If you are considering applying for Medicaid for yourself or a loved one to pay for costly nursing home expenses, you may already be familiar with the financial requirements that a person must meet in order to qualify for Medicaid. Without getting into the details of all of the rules and exceptions, for a single person to qualify for Medicaid they must have no more than $2500, can keep a house, and a car.
In addition to the financial requirements to qualify for Medicaid, there is a 5 year look back period. What that means is that any gifts made in the 5 years prior to applying for Medicaid will be assessed a penalty by which the applicant will be ineligible for a certain number of months based on the value of the gift. One highly effective strategy to qualify for Medicaid while preserving assets is a Medicaid Asset Protection Trust.
The Medicaid Asset Protection Trust is an irrevocable trust. The person that creates the trust, called the trustor, is the person that is seeking to qualify for Medicaid. That person cannot be the trustee of the trust, but can reserve the power to remove the trustee and replace that person at any time. The trustor is entitled to the income from the trust, but not the principal.
By placing assets in the trust, the trustor triggers the 5 year lookback period, but after the 5 year period has expired, the trust assets will no longer be countable assets for Medicaid purposes. They will not be subject to any Medicaid estate recovery and the assets will be protected for the trustor’s beneficiaries and will pass on without the hassle of probate.
A few important points to consider when creating the Medicaid Asset Protection Trust are:
- Do not put all of your assets into the trust at the outset. Since the trustor does not have access to the principal, the trustor will need to retain some assets for themselves in order to remain financially independent until the need for long term care.

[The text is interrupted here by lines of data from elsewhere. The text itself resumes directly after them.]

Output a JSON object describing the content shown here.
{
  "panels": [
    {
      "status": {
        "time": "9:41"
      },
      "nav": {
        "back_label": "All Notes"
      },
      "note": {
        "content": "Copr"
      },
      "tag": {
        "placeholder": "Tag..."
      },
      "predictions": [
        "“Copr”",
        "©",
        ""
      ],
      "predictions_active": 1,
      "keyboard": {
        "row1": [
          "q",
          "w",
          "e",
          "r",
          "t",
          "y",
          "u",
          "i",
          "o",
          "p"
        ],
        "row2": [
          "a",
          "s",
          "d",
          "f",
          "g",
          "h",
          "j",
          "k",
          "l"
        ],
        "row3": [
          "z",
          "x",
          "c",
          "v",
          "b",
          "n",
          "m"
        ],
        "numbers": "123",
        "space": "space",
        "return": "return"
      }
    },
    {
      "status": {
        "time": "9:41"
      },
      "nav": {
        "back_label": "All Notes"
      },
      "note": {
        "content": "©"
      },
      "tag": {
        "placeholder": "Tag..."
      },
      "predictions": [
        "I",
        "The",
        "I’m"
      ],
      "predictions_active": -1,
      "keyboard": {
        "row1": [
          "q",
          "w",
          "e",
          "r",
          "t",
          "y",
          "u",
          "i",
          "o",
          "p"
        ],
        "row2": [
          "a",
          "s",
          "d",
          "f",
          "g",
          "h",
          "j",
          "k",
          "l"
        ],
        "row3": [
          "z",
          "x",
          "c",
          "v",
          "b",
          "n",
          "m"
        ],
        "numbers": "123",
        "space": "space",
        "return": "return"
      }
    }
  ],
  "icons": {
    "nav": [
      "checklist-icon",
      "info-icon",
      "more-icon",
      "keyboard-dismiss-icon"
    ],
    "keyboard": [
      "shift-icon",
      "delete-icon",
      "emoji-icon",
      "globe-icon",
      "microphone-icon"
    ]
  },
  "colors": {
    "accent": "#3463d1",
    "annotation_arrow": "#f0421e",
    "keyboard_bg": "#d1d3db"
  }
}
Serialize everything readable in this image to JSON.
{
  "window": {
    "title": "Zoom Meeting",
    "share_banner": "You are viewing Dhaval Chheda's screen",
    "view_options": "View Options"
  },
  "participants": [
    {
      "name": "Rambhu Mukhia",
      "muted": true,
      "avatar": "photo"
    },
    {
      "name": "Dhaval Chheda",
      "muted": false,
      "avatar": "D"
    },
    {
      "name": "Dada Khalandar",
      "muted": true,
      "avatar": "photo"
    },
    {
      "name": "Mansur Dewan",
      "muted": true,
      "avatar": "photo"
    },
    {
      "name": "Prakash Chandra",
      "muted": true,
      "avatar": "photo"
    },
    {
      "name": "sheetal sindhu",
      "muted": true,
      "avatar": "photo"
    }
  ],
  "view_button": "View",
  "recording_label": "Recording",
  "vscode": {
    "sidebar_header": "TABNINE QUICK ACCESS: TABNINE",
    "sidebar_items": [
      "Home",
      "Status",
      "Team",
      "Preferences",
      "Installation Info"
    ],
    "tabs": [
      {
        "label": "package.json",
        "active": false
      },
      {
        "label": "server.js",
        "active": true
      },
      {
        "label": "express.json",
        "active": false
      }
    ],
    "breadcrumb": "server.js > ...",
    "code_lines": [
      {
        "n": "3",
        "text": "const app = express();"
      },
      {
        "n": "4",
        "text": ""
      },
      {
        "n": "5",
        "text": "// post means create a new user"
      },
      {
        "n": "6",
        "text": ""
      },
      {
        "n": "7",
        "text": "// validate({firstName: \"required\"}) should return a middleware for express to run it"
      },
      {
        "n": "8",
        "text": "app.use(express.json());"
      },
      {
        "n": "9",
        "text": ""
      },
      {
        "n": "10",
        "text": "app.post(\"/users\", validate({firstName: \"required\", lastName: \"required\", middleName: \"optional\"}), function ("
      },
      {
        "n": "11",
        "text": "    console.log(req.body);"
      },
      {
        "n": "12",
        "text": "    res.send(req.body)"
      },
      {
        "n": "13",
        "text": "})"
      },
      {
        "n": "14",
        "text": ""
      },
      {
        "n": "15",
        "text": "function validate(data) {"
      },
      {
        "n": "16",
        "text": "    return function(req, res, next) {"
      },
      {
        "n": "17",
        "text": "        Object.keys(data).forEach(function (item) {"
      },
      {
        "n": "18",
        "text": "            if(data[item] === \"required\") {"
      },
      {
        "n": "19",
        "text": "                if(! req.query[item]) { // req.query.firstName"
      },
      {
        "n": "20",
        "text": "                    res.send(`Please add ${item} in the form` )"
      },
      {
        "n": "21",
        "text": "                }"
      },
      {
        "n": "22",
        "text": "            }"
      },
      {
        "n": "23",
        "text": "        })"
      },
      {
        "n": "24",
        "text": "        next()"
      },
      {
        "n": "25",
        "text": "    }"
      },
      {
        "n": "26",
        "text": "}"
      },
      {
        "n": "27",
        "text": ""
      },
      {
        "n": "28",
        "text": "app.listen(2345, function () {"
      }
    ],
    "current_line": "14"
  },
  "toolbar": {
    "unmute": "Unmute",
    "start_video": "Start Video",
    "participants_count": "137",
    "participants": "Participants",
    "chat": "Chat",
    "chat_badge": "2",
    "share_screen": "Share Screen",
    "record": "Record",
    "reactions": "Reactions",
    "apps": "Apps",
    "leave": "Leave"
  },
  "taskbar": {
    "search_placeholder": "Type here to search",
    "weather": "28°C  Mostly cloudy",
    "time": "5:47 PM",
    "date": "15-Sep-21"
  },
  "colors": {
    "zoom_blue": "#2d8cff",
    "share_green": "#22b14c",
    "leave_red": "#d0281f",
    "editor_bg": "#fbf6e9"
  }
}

- Be careful about continually putting assets into the trust as this may trigger the lookback period over and over as you make continuing “gifts”.
In essence, if you would like to preserve assets for future generations while qualifying for Medicaid long term care benefits, you can gift your assets to a Medicaid Asset Protection Trust. A qualified estate planning and elder law attorney can assist you in this matter.
- How Often Should I Meet with an Estate Planning Attorney? - January 18, 2018
- Tax Law Changes for 2018 - December 29, 2017
- Dedicated Gardeners & Creative Spaces in Annapolis, MD - May 30, 2017